The time has come. I’m in the final semester of my MFA program, which means that by mid April I need to complete my book-length poetry manuscript. I have to send in the latest draft of it on January 31st. Hopefully this will be the first time of many that I have a book due (the poetry world doesn’t often work that way, but I will be publishing in many genres, and poetry contests have due dates). In any case, there’s nothing like a deadline for motivation. I have a list of the poems that need work and a schedule for doing the rewrites. One poem per day, and about three a day on Saturday and Sunday.

During my latest Goddard residency, I attended a workshop by Bhanu Kapil called “The Art of Failure,” in which she gave three methods for revising (in essence – 1, rewrite your piece by starting over on a blank page – 2, rewrite your piece by taking one image or word and using that as a seed, or – 3, find a site in the work that seems blank & ready to be transformed and rewrite it as its opposite). I am summarizing here because I don’t want to steal all her brilliant ideas and I could never recreate her inspired words anyway.

The particular quote that she spoke and I wrote down word for word (it’s now posted above my desk) is this: “In revision, make a decision and then fearlessly commit to that decision. This does not have to be comfortable.”

Chris Abani, our amazing visiting writer, reminded us students that writing is 20% writing and 80% rewriting. He recommended approaching rewriting on a blank sheet of paper. “Often what you like in the piece may be what’s holding you back,” he said. Thank you, Chris.


  1. I especially like "find a site in the work that seems blank & ready to be transformed and rewrite it as its opposite)", which the "Writing Against Yourself" workshop I facilitated was all about (contact me if you'd like the link to my handouts for that one.) I find William Stafford's books to be helpful in this area, and not just "You Must Revise Your Life", but also "Crossing Unmarked Snow" and "The Answers Are Inside the Mountains." As for Albani's point, "Murder your darlings" is advice that's been around a long time (see

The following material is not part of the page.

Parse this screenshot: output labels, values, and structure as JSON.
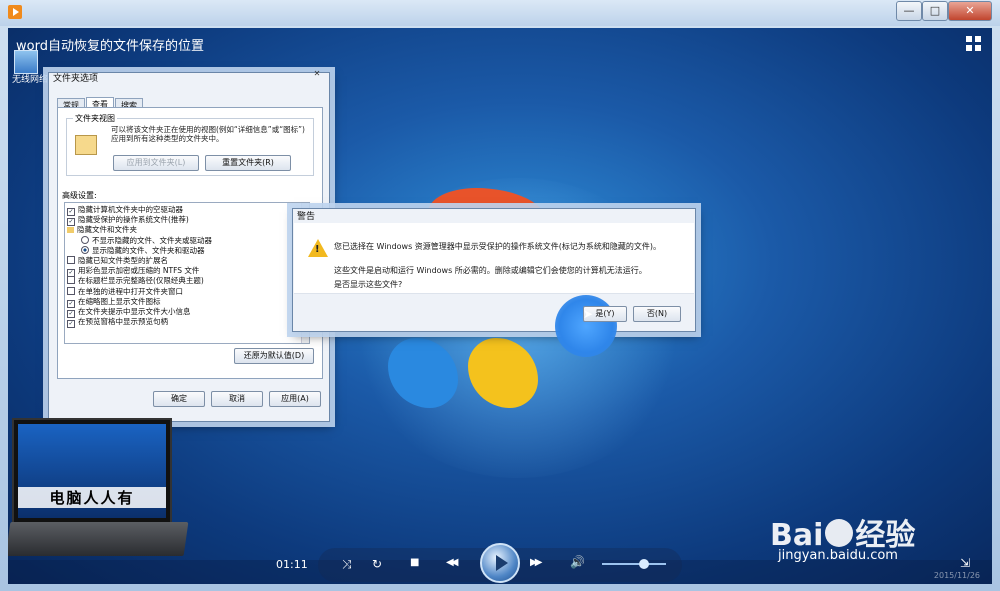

    I must admit I was a bit nonplussed by the apparent reluctance of the writers to freely share their thoughts, but, then again, I don't write for a living.

  2. Bob, you are a tireless reader and commenter! And such a rich source of literary references. I will check out William Stafford's books. He's one of the many authors whom I've never read but think I will like, given the quotes I've found from him in various places.

  3. The most user-friendly of his for me is "Crossing Unmarked Snow: Further Views on the Writer's Vocation" , which is nicely broken up into chunks. "The Muses Among Us: Eloquent Listening and Other Pleasures of the Writer's Craft" by his son Kim Stafford is also one I greatly enjoyed reading.

  4. Coincidentally (or perhaps not) today - January 17th - is William Stafford's birthday. Both bios I read mentioned that he was a conscientious objector during WWII.

  5. Yes he was. As was Robert Lowell and Stanley Kunitz. He wrote a good book on his experiences in the CO camp called "Down in My Heart", and another good book of his reflections on war is "Every War Has Two Losers". Happy Birthday, Bill! (insert sound of birthday horn here)

  6. Oh, BTW, I find it interesting to compare writers' attitudes about the necessity of long painstaking revision to something expressed by Vincent Van Gogh about painting quickly. He said that a young lion (inexperienced painter) may take quite a while to kill its prey. An experienced lioness (experienced painter) should be able to do it much quicker. I imagine he expressed this in response to criticism that he painted too fast.

    I think I'd be happier if more writing was originally written more slowly, with more thought and subsequently less revision. It seems I often see work which was drafted quickly, without much thought, and then revised over and over into dessicated, defensible things that don't have much that really grabs me.